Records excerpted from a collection
________
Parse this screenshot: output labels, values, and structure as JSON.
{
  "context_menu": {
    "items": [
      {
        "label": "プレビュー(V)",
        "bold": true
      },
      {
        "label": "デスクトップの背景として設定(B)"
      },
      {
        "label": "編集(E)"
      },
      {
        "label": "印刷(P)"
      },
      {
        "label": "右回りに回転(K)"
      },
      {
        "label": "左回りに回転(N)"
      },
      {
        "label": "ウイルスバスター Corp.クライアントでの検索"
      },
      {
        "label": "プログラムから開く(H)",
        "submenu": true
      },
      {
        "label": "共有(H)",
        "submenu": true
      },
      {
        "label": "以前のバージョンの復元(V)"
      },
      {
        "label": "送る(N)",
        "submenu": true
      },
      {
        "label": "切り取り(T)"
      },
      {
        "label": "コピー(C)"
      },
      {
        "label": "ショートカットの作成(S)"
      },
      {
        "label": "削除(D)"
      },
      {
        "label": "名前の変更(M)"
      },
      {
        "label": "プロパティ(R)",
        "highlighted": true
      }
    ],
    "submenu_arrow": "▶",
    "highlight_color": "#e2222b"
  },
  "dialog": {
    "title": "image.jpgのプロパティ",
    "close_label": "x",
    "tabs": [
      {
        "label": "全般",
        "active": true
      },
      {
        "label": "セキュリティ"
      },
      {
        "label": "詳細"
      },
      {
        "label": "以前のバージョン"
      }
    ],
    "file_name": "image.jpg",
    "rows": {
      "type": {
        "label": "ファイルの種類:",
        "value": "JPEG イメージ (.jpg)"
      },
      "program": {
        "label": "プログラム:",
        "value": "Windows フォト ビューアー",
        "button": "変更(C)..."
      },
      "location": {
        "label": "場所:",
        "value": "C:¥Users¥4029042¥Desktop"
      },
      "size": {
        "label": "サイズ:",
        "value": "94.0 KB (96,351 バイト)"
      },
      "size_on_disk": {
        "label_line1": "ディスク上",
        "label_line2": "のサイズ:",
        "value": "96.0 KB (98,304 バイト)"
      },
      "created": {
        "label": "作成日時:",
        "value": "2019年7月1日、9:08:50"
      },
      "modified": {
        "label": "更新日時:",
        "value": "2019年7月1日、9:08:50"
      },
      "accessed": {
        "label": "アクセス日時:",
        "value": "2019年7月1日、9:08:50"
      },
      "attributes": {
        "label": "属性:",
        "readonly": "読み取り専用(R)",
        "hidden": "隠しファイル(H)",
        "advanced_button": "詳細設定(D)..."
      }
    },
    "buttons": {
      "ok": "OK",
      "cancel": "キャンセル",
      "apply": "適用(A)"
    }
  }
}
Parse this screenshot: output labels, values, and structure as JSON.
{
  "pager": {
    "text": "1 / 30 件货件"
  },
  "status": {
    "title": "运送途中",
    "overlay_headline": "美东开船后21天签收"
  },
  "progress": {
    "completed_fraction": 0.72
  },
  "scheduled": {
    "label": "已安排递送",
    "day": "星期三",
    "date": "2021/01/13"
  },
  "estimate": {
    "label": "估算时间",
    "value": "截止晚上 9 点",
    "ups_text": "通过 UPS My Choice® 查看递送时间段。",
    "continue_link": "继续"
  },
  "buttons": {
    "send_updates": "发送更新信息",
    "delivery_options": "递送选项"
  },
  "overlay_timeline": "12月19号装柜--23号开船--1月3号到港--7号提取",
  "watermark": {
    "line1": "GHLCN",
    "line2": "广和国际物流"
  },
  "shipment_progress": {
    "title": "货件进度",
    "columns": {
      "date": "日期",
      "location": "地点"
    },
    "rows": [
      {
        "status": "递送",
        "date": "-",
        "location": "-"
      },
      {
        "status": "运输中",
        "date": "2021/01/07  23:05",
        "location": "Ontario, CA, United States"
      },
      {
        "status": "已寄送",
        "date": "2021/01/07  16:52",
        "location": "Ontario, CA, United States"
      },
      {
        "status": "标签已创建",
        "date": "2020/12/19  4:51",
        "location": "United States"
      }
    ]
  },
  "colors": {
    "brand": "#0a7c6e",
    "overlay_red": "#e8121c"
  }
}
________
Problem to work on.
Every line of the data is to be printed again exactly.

Completed task.
Parse this screenshot: output labels, values, and structure as JSON.
{
  "context_menu": {
    "items": [
      {
        "label": "プレビュー(V)",
        "bold": true
      },
      {
        "label": "デスクトップの背景として設定(B)"
      },
      {
        "label": "編集(E)"
      },
      {
        "label": "印刷(P)"
      },
      {
        "label": "右回りに回転(K)"
      },
      {
        "label": "左回りに回転(N)"
      },
      {
        "label": "ウイルスバスター Corp.クライアントでの検索"
      },
      {
        "label": "プログラムから開く(H)",
        "submenu": true
      },
      {
        "label": "共有(H)",
        "submenu": true
      },
      {
        "label": "以前のバージョンの復元(V)"
      },
      {
        "label": "送る(N)",
        "submenu": true
      },
      {
        "label": "切り取り(T)"
      },
      {
        "label": "コピー(C)"
      },
      {
        "label": "ショートカットの作成(S)"
      },
      {
        "label": "削除(D)"
      },
      {
        "label": "名前の変更(M)"
      },
      {
        "label": "プロパティ(R)",
        "highlighted": true
      }
    ],
    "submenu_arrow": "▶",
    "highlight_color": "#e2222b"
  },
  "dialog": {
    "title": "image.jpgのプロパティ",
    "close_label": "x",
    "tabs": [
      {
        "label": "全般",
        "active": true
      },
      {
        "label": "セキュリティ"
      },
      {
        "label": "詳細"
      },
      {
        "label": "以前のバージョン"
      }
    ],
    "file_name": "image.jpg",
    "rows": {
      "type": {
        "label": "ファイルの種類:",
        "value": "JPEG イメージ (.jpg)"
      },
      "program": {
        "label": "プログラム:",
        "value": "Windows フォト ビューアー",
        "button": "変更(C)..."
      },
      "location": {
        "label": "場所:",
        "value": "C:¥Users¥4029042¥Desktop"
      },
      "size": {
        "label": "サイズ:",
        "value": "94.0 KB (96,351 バイト)"
      },
      "size_on_disk": {
        "label_line1": "ディスク上",
        "label_line2": "のサイズ:",
        "value": "96.0 KB (98,304 バイト)"
      },
      "created": {
        "label": "作成日時:",
        "value": "2019年7月1日、9:08:50"
      },
      "modified": {
        "label": "更新日時:",
        "value": "2019年7月1日、9:08:50"
      },
      "accessed": {
        "label": "アクセス日時:",
        "value": "2019年7月1日、9:08:50"
      },
      "attributes": {
        "label": "属性:",
        "readonly": "読み取り専用(R)",
        "hidden": "隠しファイル(H)",
        "advanced_button": "詳細設定(D)..."
      }
    },
    "buttons": {
      "ok": "OK",
      "cancel": "キャンセル",
      "apply": "適用(A)"
    }
  }
}
Parse this screenshot: output labels, values, and structure as JSON.
{
  "pager": {
    "text": "1 / 30 件货件"
  },
  "status": {
    "title": "运送途中",
    "overlay_headline": "美东开船后21天签收"
  },
  "progress": {
    "completed_fraction": 0.72
  },
  "scheduled": {
    "label": "已安排递送",
    "day": "星期三",
    "date": "2021/01/13"
  },
  "estimate": {
    "label": "估算时间",
    "value": "截止晚上 9 点",
    "ups_text": "通过 UPS My Choice® 查看递送时间段。",
    "continue_link": "继续"
  },
  "buttons": {
    "send_updates": "发送更新信息",
    "delivery_options": "递送选项"
  },
  "overlay_timeline": "12月19号装柜--23号开船--1月3号到港--7号提取",
  "watermark": {
    "line1": "GHLCN",
    "line2": "广和国际物流"
  },
  "shipment_progress": {
    "title": "货件进度",
    "columns": {
      "date": "日期",
      "location": "地点"
    },
    "rows": [
      {
        "status": "递送",
        "date": "-",
        "location": "-"
      },
      {
        "status": "运输中",
        "date": "2021/01/07  23:05",
        "location": "Ontario, CA, United States"
      },
      {
        "status": "已寄送",
        "date": "2021/01/07  16:52",
        "location": "Ontario, CA, United States"
      },
      {
        "status": "标签已创建",
        "date": "2020/12/19  4:51",
        "location": "United States"
      }
    ]
  },
  "colors": {
    "brand": "#0a7c6e",
    "overlay_red": "#e8121c"
  }
}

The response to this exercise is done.